PROBLEM DESCRIPTION
Lines below that include the word "this" should each be copied.

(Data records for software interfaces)
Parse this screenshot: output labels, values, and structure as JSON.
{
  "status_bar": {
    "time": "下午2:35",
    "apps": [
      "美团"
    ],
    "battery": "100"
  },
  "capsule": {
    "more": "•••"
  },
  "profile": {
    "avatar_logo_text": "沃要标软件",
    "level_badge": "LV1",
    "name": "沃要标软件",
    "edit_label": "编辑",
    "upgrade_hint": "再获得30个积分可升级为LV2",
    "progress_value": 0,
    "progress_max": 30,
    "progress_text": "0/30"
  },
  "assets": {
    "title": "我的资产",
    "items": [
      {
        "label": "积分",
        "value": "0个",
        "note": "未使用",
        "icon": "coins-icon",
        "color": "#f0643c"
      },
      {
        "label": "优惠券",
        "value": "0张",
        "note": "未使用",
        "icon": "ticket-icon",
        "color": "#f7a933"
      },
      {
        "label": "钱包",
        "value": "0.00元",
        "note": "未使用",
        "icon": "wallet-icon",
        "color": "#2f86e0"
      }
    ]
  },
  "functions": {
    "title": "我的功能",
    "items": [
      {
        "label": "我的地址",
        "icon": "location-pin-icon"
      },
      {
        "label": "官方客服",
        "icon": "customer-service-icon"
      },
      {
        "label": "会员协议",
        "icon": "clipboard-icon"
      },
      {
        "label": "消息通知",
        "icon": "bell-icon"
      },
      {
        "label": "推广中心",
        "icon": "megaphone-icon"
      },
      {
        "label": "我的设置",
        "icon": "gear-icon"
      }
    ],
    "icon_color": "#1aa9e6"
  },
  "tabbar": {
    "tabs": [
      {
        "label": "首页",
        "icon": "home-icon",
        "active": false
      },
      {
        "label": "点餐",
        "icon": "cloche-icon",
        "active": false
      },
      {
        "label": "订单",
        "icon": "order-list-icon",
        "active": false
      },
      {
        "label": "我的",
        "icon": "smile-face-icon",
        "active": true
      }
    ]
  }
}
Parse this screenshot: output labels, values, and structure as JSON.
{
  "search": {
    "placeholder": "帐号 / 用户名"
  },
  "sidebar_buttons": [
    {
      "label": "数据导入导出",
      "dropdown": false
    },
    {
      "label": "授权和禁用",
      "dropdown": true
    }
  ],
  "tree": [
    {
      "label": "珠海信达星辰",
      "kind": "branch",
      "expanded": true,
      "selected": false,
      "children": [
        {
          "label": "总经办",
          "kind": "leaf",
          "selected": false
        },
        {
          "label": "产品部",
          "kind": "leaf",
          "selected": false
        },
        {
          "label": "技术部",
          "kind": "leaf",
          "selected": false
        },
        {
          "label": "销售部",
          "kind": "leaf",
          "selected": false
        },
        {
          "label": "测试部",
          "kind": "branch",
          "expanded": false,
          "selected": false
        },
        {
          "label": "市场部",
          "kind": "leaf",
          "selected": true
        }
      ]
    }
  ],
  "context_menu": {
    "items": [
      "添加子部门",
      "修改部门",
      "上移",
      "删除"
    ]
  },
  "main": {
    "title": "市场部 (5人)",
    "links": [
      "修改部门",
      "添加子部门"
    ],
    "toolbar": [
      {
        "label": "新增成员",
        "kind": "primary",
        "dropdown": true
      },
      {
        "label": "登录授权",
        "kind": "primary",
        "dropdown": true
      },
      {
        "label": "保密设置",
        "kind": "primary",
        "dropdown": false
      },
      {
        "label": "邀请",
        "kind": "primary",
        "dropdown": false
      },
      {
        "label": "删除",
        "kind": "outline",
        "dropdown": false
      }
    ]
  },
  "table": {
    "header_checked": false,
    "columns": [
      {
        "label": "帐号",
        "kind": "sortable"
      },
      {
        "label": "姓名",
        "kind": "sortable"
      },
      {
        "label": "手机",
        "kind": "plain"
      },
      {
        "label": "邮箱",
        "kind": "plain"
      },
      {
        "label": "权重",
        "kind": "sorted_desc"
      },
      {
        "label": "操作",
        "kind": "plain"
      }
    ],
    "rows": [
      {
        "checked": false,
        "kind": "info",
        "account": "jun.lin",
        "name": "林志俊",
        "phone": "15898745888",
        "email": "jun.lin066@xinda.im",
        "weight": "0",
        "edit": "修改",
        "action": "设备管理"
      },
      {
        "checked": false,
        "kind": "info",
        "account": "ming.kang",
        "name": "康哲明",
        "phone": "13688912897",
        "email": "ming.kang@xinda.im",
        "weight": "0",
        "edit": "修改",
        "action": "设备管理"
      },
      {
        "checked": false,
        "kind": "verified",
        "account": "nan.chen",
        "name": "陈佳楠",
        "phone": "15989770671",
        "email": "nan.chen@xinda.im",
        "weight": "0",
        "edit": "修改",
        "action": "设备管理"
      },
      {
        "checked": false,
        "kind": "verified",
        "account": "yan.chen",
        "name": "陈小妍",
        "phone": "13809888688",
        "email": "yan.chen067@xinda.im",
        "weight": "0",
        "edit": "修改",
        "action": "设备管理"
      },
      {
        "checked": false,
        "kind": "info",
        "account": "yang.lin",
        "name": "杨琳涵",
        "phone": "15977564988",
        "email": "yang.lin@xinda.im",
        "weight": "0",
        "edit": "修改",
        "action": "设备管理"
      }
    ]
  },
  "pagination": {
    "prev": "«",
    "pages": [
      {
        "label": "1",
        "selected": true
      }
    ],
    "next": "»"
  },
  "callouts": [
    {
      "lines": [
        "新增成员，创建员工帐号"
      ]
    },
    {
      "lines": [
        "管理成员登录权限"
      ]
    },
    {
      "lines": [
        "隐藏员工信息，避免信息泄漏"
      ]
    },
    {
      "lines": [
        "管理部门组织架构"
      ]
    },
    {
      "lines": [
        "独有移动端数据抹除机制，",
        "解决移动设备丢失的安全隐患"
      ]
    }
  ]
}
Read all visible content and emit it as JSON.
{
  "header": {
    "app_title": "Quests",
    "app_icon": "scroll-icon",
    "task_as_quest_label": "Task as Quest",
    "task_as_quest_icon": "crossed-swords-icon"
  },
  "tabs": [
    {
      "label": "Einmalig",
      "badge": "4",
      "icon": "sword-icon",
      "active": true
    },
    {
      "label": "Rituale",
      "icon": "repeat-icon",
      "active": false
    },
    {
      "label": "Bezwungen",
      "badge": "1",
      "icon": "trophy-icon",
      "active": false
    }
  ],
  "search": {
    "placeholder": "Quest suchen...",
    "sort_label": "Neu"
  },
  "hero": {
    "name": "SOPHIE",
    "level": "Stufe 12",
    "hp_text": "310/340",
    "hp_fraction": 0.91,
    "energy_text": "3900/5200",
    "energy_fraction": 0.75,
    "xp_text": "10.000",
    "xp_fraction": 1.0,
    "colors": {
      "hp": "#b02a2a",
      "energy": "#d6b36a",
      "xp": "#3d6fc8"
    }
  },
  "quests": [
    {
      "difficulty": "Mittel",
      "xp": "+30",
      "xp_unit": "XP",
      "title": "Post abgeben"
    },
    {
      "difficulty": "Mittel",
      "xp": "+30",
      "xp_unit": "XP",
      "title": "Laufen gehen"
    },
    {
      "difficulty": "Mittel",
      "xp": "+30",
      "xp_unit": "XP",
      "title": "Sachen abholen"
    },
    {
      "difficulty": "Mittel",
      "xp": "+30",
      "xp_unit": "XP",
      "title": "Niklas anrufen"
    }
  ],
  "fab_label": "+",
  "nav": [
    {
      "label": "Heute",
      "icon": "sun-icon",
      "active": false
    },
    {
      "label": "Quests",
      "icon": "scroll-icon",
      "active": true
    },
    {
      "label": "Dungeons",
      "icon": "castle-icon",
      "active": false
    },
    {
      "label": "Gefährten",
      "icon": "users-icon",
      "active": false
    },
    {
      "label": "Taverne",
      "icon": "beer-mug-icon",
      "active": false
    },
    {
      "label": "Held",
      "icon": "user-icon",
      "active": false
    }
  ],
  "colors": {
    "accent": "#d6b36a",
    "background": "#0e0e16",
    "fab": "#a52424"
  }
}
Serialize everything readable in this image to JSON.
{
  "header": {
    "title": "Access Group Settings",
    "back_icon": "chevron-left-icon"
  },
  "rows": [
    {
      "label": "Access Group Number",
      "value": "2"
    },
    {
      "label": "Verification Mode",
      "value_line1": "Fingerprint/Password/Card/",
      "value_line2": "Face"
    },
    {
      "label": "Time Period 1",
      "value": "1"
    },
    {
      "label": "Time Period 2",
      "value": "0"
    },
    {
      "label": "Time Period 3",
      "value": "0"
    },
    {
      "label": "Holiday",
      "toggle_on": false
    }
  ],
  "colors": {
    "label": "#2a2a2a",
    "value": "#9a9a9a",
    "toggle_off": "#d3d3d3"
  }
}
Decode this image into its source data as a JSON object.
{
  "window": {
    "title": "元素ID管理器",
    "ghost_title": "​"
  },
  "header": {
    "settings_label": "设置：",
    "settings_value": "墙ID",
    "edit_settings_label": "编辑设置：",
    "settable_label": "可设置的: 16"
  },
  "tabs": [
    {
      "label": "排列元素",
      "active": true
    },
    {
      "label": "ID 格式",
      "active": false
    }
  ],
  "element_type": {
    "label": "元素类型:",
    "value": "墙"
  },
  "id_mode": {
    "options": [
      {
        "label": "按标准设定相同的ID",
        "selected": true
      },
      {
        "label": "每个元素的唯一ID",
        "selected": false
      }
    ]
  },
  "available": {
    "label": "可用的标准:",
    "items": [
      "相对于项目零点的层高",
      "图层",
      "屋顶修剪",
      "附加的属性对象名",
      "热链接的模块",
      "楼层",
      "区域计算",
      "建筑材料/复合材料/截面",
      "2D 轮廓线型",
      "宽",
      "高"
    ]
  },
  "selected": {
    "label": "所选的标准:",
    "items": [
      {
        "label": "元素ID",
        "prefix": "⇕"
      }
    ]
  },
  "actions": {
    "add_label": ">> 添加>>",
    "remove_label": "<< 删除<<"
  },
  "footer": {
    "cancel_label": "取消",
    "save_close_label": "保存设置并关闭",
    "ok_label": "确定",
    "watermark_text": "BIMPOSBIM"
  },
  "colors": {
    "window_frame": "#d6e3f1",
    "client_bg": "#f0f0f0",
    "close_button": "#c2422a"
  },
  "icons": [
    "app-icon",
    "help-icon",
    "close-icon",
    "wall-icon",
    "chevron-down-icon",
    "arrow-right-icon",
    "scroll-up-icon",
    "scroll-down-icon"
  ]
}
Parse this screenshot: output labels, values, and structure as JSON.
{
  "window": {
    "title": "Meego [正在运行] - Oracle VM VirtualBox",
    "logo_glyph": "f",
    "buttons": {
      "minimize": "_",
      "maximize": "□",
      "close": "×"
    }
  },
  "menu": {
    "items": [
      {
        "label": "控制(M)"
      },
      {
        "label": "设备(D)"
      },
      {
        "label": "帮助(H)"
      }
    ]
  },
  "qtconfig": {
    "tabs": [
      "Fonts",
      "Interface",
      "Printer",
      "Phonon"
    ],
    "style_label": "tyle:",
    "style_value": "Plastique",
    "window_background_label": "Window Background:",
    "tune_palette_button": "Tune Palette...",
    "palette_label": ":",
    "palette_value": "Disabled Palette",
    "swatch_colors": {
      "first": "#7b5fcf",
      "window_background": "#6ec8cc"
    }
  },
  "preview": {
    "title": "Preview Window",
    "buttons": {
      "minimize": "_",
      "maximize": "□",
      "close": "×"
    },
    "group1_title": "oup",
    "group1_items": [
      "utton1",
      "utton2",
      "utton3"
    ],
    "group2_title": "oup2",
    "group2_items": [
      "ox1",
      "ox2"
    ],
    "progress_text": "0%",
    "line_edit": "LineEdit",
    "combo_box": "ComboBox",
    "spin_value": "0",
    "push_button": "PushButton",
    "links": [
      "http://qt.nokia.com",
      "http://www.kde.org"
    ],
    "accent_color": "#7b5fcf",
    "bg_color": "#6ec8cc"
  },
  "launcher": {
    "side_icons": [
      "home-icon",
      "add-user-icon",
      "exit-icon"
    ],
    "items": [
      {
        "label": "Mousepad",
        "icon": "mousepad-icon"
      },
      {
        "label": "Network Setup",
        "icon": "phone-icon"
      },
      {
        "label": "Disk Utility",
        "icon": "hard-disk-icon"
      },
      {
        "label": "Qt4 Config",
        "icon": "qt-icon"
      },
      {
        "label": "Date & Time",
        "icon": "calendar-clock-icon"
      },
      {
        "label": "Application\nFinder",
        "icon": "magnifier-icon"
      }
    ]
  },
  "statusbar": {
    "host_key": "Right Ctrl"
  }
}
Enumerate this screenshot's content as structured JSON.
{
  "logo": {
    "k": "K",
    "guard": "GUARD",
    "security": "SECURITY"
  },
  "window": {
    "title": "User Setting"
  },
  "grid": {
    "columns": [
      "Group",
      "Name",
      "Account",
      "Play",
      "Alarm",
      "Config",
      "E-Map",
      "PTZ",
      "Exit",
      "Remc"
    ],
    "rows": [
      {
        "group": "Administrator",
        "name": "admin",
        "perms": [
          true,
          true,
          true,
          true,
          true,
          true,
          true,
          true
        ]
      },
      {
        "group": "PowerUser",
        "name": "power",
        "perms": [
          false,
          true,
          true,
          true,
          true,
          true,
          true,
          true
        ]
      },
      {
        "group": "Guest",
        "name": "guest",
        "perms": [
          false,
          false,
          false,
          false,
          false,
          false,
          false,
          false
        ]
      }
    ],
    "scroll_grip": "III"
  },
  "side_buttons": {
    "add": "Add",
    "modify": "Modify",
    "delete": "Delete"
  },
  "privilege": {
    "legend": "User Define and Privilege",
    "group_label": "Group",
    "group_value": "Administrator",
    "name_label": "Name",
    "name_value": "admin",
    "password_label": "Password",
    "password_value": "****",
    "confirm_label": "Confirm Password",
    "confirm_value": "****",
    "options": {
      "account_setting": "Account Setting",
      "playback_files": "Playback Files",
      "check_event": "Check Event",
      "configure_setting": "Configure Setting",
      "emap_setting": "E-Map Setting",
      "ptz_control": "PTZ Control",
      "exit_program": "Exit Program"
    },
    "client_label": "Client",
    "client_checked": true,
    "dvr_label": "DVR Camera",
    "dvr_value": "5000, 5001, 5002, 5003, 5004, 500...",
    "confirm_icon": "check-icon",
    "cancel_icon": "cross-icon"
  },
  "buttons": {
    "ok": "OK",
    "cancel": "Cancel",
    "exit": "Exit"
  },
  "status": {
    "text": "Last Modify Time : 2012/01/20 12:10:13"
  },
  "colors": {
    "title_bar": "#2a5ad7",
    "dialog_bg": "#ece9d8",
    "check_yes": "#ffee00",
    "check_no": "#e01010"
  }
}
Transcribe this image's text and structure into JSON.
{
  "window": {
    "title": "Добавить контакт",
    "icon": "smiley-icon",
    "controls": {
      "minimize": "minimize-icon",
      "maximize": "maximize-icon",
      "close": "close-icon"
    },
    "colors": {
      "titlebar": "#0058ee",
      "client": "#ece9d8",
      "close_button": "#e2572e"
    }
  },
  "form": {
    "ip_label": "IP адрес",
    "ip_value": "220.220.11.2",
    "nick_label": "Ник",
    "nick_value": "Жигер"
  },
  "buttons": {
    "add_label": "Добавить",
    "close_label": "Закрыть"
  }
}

WRITTEN REPLY
Parse this screenshot: output labels, values, and structure as JSON.
Parse this screenshot: output labels, values, and structure as JSON.
Serialize everything readable in this image to JSON.
Decode this image into its source data as a JSON object.
Parse this screenshot: output labels, values, and structure as JSON.
Enumerate this screenshot's content as structured JSON.
Transcribe this image's text and structure into JSON.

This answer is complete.